**** DATA SHOWN ****
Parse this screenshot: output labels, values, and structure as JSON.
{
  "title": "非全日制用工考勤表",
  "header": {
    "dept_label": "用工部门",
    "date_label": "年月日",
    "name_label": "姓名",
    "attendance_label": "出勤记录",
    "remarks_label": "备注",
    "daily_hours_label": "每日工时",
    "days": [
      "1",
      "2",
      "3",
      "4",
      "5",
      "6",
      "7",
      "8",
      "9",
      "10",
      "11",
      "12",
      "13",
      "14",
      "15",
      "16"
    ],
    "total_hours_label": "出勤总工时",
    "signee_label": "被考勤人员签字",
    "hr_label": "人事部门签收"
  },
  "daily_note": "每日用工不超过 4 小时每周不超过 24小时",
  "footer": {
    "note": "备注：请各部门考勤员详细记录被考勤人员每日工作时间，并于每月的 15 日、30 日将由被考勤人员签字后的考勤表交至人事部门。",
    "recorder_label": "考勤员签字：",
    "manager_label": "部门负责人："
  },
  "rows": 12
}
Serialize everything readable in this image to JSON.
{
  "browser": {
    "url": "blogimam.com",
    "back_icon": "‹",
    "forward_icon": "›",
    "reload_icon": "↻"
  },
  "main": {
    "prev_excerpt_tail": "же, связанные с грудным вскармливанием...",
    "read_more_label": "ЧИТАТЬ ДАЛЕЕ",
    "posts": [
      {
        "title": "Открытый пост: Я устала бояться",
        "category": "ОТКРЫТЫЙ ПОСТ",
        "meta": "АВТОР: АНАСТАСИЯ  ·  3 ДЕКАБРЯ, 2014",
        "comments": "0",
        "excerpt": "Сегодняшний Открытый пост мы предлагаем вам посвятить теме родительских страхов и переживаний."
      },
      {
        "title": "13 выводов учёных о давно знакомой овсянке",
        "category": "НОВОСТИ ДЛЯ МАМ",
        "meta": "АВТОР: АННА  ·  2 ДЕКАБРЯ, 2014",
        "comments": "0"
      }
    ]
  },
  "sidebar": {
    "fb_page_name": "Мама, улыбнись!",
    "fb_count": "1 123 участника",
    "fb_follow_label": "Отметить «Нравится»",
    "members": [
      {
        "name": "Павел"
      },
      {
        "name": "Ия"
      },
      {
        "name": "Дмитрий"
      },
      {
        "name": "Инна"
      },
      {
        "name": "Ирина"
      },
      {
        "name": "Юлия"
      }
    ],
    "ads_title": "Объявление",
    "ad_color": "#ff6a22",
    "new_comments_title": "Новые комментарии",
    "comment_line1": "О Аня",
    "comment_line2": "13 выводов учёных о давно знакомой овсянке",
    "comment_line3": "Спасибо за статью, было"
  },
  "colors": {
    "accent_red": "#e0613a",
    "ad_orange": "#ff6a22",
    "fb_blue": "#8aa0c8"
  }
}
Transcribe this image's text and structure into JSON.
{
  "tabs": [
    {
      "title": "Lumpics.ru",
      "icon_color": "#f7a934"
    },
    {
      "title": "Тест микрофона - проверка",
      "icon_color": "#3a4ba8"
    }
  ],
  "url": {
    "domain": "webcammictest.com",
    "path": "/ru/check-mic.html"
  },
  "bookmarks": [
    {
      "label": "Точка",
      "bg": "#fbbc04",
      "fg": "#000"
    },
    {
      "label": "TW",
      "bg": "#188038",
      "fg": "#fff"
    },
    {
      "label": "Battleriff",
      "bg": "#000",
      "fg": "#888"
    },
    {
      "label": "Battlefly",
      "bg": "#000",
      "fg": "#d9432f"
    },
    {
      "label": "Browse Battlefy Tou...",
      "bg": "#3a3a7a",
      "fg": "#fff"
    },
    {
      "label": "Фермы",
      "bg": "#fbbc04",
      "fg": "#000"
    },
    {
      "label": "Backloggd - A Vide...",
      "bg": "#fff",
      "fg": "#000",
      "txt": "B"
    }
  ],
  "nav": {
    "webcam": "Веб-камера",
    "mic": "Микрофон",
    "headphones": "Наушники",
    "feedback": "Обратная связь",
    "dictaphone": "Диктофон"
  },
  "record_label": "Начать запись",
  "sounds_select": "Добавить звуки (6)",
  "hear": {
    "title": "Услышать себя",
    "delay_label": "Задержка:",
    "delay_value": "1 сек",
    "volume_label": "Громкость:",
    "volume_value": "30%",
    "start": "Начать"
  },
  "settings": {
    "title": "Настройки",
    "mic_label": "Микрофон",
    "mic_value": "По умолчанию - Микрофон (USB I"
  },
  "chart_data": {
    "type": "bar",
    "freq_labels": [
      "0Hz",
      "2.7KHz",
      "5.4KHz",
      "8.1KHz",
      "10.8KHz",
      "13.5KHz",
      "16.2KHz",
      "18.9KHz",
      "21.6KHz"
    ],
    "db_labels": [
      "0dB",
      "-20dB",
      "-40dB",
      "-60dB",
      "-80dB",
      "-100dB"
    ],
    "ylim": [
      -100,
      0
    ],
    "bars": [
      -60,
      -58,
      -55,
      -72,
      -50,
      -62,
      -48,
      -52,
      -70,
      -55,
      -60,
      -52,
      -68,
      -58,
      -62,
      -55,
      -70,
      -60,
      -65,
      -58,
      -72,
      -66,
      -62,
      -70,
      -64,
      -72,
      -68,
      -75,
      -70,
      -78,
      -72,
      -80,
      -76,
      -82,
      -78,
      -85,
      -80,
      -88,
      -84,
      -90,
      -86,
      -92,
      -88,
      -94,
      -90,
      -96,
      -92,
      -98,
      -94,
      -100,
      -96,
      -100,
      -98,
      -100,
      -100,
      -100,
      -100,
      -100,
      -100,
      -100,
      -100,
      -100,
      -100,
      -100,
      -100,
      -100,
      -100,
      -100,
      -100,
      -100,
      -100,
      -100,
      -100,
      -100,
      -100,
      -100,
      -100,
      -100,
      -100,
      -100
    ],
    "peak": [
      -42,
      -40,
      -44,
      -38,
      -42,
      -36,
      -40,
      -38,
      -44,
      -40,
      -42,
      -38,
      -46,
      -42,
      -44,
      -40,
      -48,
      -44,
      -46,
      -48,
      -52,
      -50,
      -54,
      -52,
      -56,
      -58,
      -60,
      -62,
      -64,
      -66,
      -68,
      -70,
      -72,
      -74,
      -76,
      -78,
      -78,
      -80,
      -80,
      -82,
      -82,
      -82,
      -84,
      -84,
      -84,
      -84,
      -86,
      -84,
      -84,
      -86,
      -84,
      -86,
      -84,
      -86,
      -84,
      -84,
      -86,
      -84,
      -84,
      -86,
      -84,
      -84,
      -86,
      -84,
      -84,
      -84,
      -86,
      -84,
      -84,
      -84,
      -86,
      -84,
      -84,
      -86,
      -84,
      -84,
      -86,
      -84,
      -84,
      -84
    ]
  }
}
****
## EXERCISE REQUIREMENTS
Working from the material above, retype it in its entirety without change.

## ANSWER TO THE PROBLEM
Parse this screenshot: output labels, values, and structure as JSON.
{
  "title": "非全日制用工考勤表",
  "header": {
    "dept_label": "用工部门",
    "date_label": "年月日",
    "name_label": "姓名",
    "attendance_label": "出勤记录",
    "remarks_label": "备注",
    "daily_hours_label": "每日工时",
    "days": [
      "1",
      "2",
      "3",
      "4",
      "5",
      "6",
      "7",
      "8",
      "9",
      "10",
      "11",
      "12",
      "13",
      "14",
      "15",
      "16"
    ],
    "total_hours_label": "出勤总工时",
    "signee_label": "被考勤人员签字",
    "hr_label": "人事部门签收"
  },
  "daily_note": "每日用工不超过 4 小时每周不超过 24小时",
  "footer": {
    "note": "备注：请各部门考勤员详细记录被考勤人员每日工作时间，并于每月的 15 日、30 日将由被考勤人员签字后的考勤表交至人事部门。",
    "recorder_label": "考勤员签字：",
    "manager_label": "部门负责人："
  },
  "rows": 12
}
Serialize everything readable in this image to JSON.
{
  "browser": {
    "url": "blogimam.com",
    "back_icon": "‹",
    "forward_icon": "›",
    "reload_icon": "↻"
  },
  "main": {
    "prev_excerpt_tail": "же, связанные с грудным вскармливанием...",
    "read_more_label": "ЧИТАТЬ ДАЛЕЕ",
    "posts": [
      {
        "title": "Открытый пост: Я устала бояться",
        "category": "ОТКРЫТЫЙ ПОСТ",
        "meta": "АВТОР: АНАСТАСИЯ  ·  3 ДЕКАБРЯ, 2014",
        "comments": "0",
        "excerpt": "Сегодняшний Открытый пост мы предлагаем вам посвятить теме родительских страхов и переживаний."
      },
      {
        "title": "13 выводов учёных о давно знакомой овсянке",
        "category": "НОВОСТИ ДЛЯ МАМ",
        "meta": "АВТОР: АННА  ·  2 ДЕКАБРЯ, 2014",
        "comments": "0"
      }
    ]
  },
  "sidebar": {
    "fb_page_name": "Мама, улыбнись!",
    "fb_count": "1 123 участника",
    "fb_follow_label": "Отметить «Нравится»",
    "members": [
      {
        "name": "Павел"
      },
      {
        "name": "Ия"
      },
      {
        "name": "Дмитрий"
      },
      {
        "name": "Инна"
      },
      {
        "name": "Ирина"
      },
      {
        "name": "Юлия"
      }
    ],
    "ads_title": "Объявление",
    "ad_color": "#ff6a22",
    "new_comments_title": "Новые комментарии",
    "comment_line1": "О Аня",
    "comment_line2": "13 выводов учёных о давно знакомой овсянке",
    "comment_line3": "Спасибо за статью, было"
  },
  "colors": {
    "accent_red": "#e0613a",
    "ad_orange": "#ff6a22",
    "fb_blue": "#8aa0c8"
  }
}
Transcribe this image's text and structure into JSON.
{
  "tabs": [
    {
      "title": "Lumpics.ru",
      "icon_color": "#f7a934"
    },
    {
      "title": "Тест микрофона - проверка",
      "icon_color": "#3a4ba8"
    }
  ],
  "url": {
    "domain": "webcammictest.com",
    "path": "/ru/check-mic.html"
  },
  "bookmarks": [
    {
      "label": "Точка",
      "bg": "#fbbc04",
      "fg": "#000"
    },
    {
      "label": "TW",
      "bg": "#188038",
      "fg": "#fff"
    },
    {
      "label": "Battleriff",
      "bg": "#000",
      "fg": "#888"
    },
    {
      "label": "Battlefly",
      "bg": "#000",
      "fg": "#d9432f"
    },
    {
      "label": "Browse Battlefy Tou...",
      "bg": "#3a3a7a",
      "fg": "#fff"
    },
    {
      "label": "Фермы",
      "bg": "#fbbc04",
      "fg": "#000"
    },
    {
      "label": "Backloggd - A Vide...",
      "bg": "#fff",
      "fg": "#000",
      "txt": "B"
    }
  ],
  "nav": {
    "webcam": "Веб-камера",
    "mic": "Микрофон",
    "headphones": "Наушники",
    "feedback": "Обратная связь",
    "dictaphone": "Диктофон"
  },
  "record_label": "Начать запись",
  "sounds_select": "Добавить звуки (6)",
  "hear": {
    "title": "Услышать себя",
    "delay_label": "Задержка:",
    "delay_value": "1 сек",
    "volume_label": "Громкость:",
    "volume_value": "30%",
    "start": "Начать"
  },
  "settings": {
    "title": "Настройки",
    "mic_label": "Микрофон",
    "mic_value": "По умолчанию - Микрофон (USB I"
  },
  "chart_data": {
    "type": "bar",
    "freq_labels": [
      "0Hz",
      "2.7KHz",
      "5.4KHz",
      "8.1KHz",
      "10.8KHz",
      "13.5KHz",
      "16.2KHz",
      "18.9KHz",
      "21.6KHz"
    ],
    "db_labels": [
      "0dB",
      "-20dB",
      "-40dB",
      "-60dB",
      "-80dB",
      "-100dB"
    ],
    "ylim": [
      -100,
      0
    ],
    "bars": [
      -60,
      -58,
      -55,
      -72,
      -50,
      -62,
      -48,
      -52,
      -70,
      -55,
      -60,
      -52,
      -68,
      -58,
      -62,
      -55,
      -70,
      -60,
      -65,
      -58,
      -72,
      -66,
      -62,
      -70,
      -64,
      -72,
      -68,
      -75,
      -70,
      -78,
      -72,
      -80,
      -76,
      -82,
      -78,
      -85,
      -80,
      -88,
      -84,
      -90,
      -86,
      -92,
      -88,
      -94,
      -90,
      -96,
      -92,
      -98,
      -94,
      -100,
      -96,
      -100,
      -98,
      -100,
      -100,
      -100,
      -100,
      -100,
      -100,
      -100,
      -100,
      -100,
      -100,
      -100,
      -100,
      -100,
      -100,
      -100,
      -100,
      -100,
      -100,
      -100,
      -100,
      -100,
      -100,
      -100,
      -100,
      -100,
      -100,
      -100
    ],
    "peak": [
      -42,
      -40,
      -44,
      -38,
      -42,
      -36,
      -40,
      -38,
      -44,
      -40,
      -42,
      -38,
      -46,
      -42,
      -44,
      -40,
      -48,
      -44,
      -46,
      -48,
      -52,
      -50,
      -54,
      -52,
      -56,
      -58,
      -60,
      -62,
      -64,
      -66,
      -68,
      -70,
      -72,
      -74,
      -76,
      -78,
      -78,
      -80,
      -80,
      -82,
      -82,
      -82,
      -84,
      -84,
      -84,
      -84,
      -86,
      -84,
      -84,
      -86,
      -84,
      -86,
      -84,
      -86,
      -84,
      -84,
      -86,
      -84,
      -84,
      -86,
      -84,
      -84,
      -86,
      -84,
      -84,
      -84,
      -86,
      -84,
      -84,
      -84,
      -86,
      -84,
      -84,
      -86,
      -84,
      -84,
      -86,
      -84,
      -84,
      -84
    ]
  }
}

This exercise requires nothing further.